The foundation of your shed is important so that you will have a well built and sturdy shed. Outdoor areas have natural tools for a solid foundation, but a gravel shed foundation is the most recommended as it can withstand the weather changes and the test of time.
A waterproof gravel shed foundation is permanent, and they are ideal for sheds because they do not let the moisture inside the shed as moisture can leave your area damp, wet and at times they could smell.
A sturdy foundation is needed because your shed will be used in different activities plus it will be placed in an area that is exposed outside.
Step 1 – Dig out a hole
This is the most vital stage in making a base for your gravel shed foundation as you need to dig out a hole in a correct way so that the gravel will stick, and the concrete will dry up quickly.
The hole should be at least six inches in depth and you much attach a string that measures up to two pencils so that you will know if your base has the correct level.
The next step is to place a pencil and insert it at the sides of the hole so that you can remove soil that and level the base. You should also dig out six inches outside the boundaries of your shed so that there will be an extra space for a dry area around your finished shed.
Step 2 – Plank fitting
You will need a plank that measures one by six inches so that you can pack the sides of the area that is excavated, and you have to make sure that they are of a rectangular shape.
This will be used to create a kind of barrier that will prevent any dirt from flowing back into the hole and it can also keep the base of gravel in place. There are woodworking tools that can make this easy.
Step 3 – Membrane Laying
A membrane needs to be laid in a way that will be over the exposed soil. The cut and the shape of the membrane that you are going to use will fill the space within the corners of the hole that was dug up.
The size of the membrane will depend on the size that you created when you dug the hole, but it should be a bit bigger than the hole so that you can nail the surplus on both sides or it can be stapled to the planks in order to keep the membrane intact and in place.
The membrane will serve as a barrier between the ground and the gravel and it can help prevent the moisture from forming in the gravel.
Step 4 – Gravel pouring
This is now the time that you can pour the prepared gravel into the hole and area that was excavated. Make sure that the gravel that you pour is enough to sit on the ground level and it has around four inches to spare around the area.
The gravel should be poured slowly so that the membrane will not be dislodged. After pouring you can level the gravel using a garden rake.
Step 5 – Adding the timber needed

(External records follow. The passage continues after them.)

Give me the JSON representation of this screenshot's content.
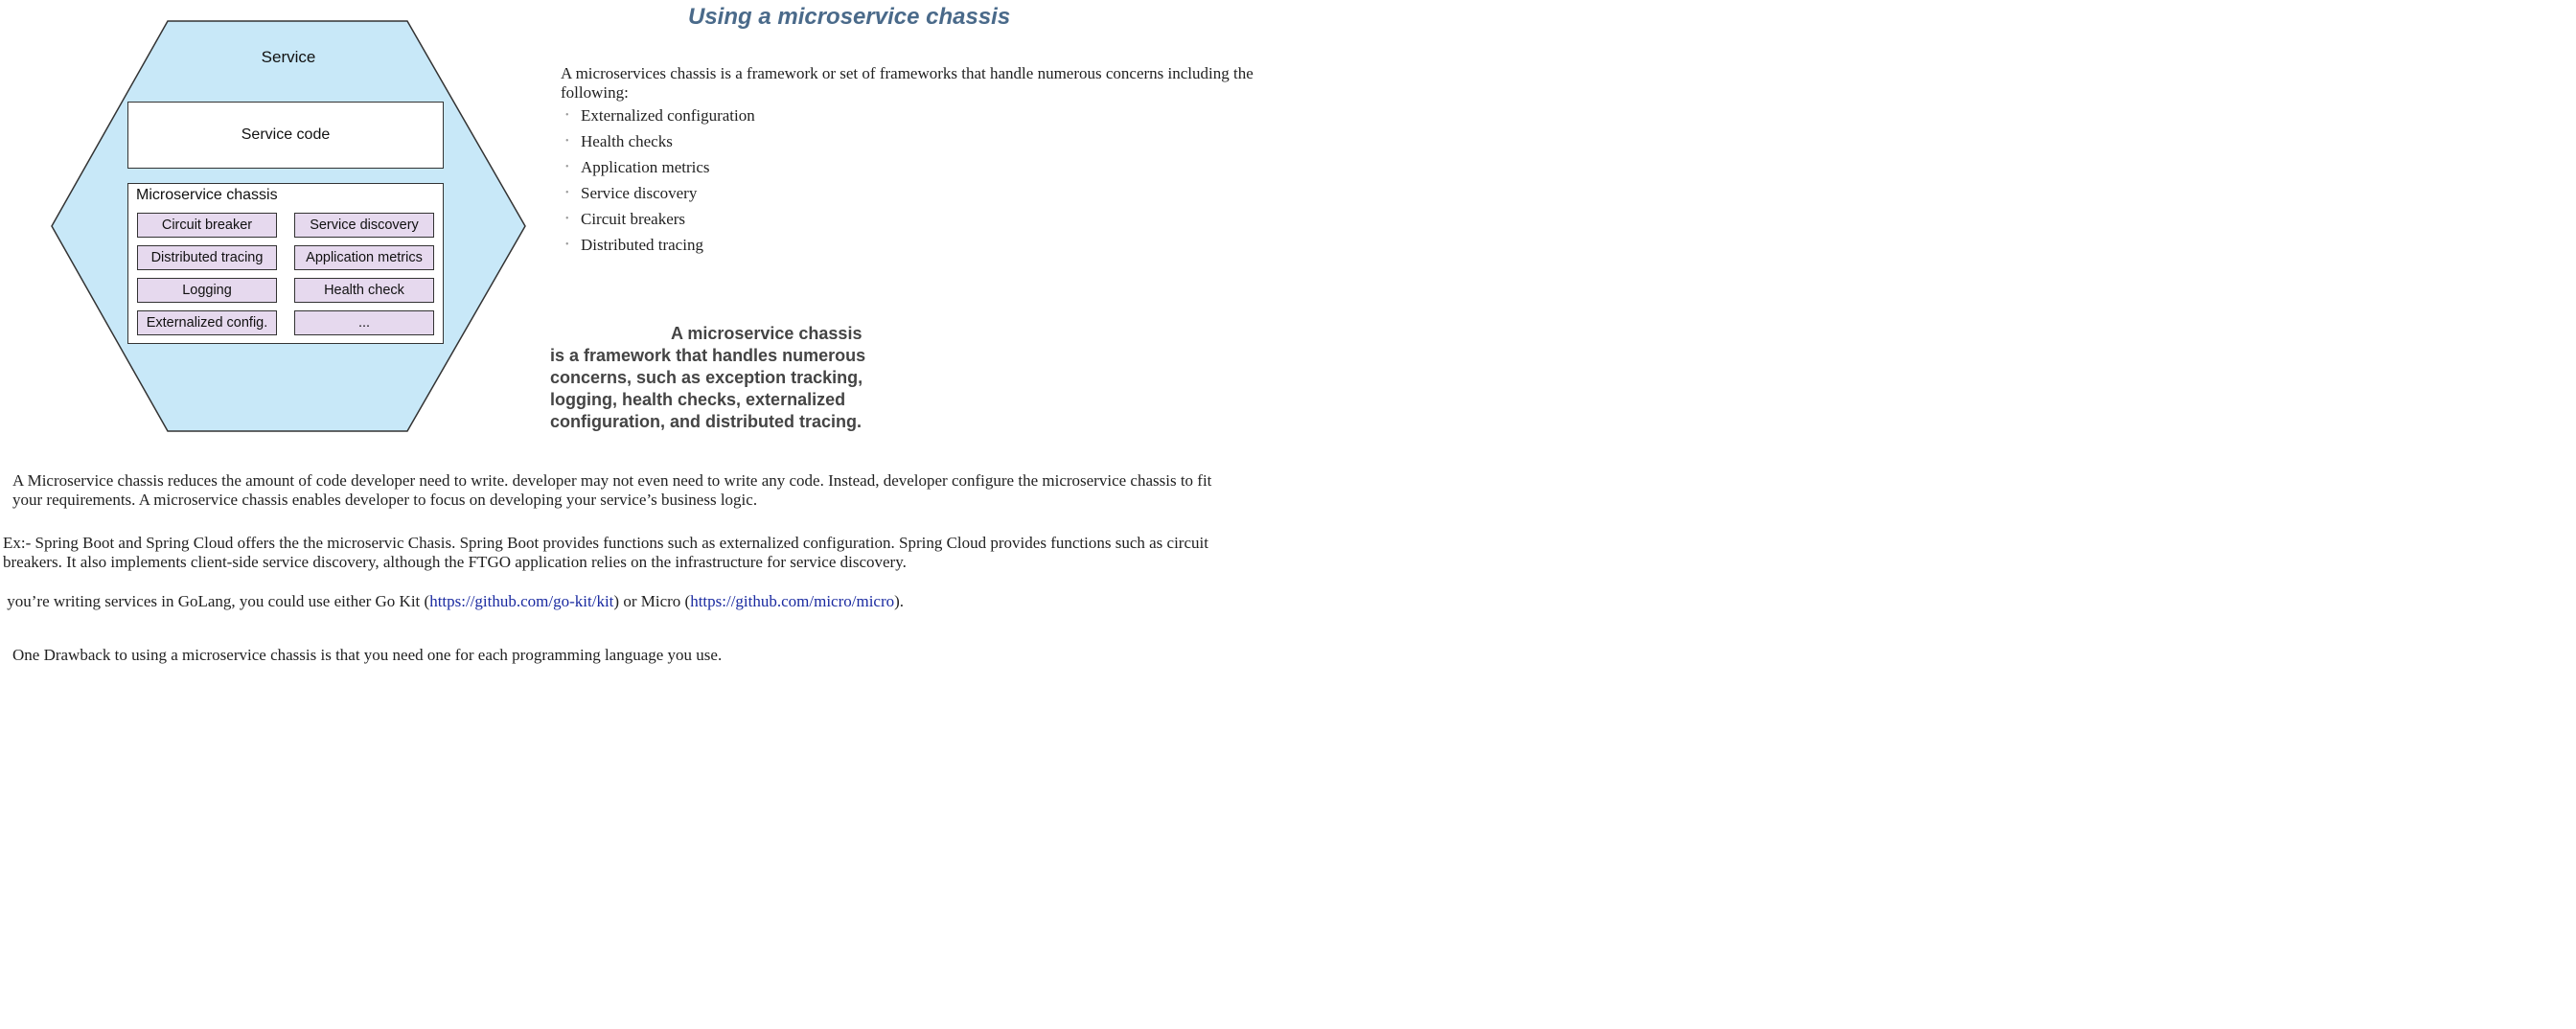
{
  "diagram": {
    "service_label": "Service",
    "service_code_label": "Service code",
    "chassis_label": "Microservice chassis",
    "chassis_items": [
      "Circuit breaker",
      "Service discovery",
      "Distributed tracing",
      "Application metrics",
      "Logging",
      "Health check",
      "Externalized config.",
      "..."
    ],
    "colors": {
      "hexagon_fill": "#c8e8f8",
      "item_fill": "#e6d9ee"
    }
  },
  "title": "Using a microservice chassis",
  "intro": "A microservices chassis is a framework or set of frameworks that handle numerous concerns including the following:",
  "bullets": [
    "Externalized configuration",
    "Health checks",
    "Application metrics",
    "Service discovery",
    "Circuit breakers",
    "Distributed tracing"
  ],
  "callout_first": "A microservice chassis",
  "callout_rest": "is a framework that handles numerous concerns, such as exception tracking, logging, health checks, externalized configuration, and distributed tracing.",
  "para1": "A Microservice chassis  reduces the amount of code developer need to write. developer  may not even need to write any code. Instead, developer  configure the microservice chassis to fit your requirements. A microservice chassis enables developer to focus on developing your service’s business logic.",
  "para2": "Ex:- Spring Boot and Spring Cloud offers the  the microservic Chasis. Spring Boot provides functions such as externalized configuration. Spring Cloud provides functions such as circuit breakers. It also implements client-side service discovery, although the FTGO application relies on the infrastructure for service discovery.",
  "para3": {
    "prefix": " you’re writing services in GoLang, you could use either Go Kit (",
    "link1": "https://github.com/go-kit/kit",
    "middle": ") or Micro (",
    "link2": "https://github.com/micro/micro",
    "suffix": ")."
  },
  "para4": "One Drawback to using a microservice chassis is that you need one for each programming language you use."
}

After pouring the gravel you can now lay the timber on top of it, the timber that you are going to lay should measure around six inches apart and they should be at least four by four inches on all sides.
It should also be laid across the part of the hole that is excavated. If ever the timber does not cover the whole area, you can add more timber until they are covered evenly.
Once it is completely dry, you can start building your shed because your base is made out of gravel which means it is sturdy and waterproof.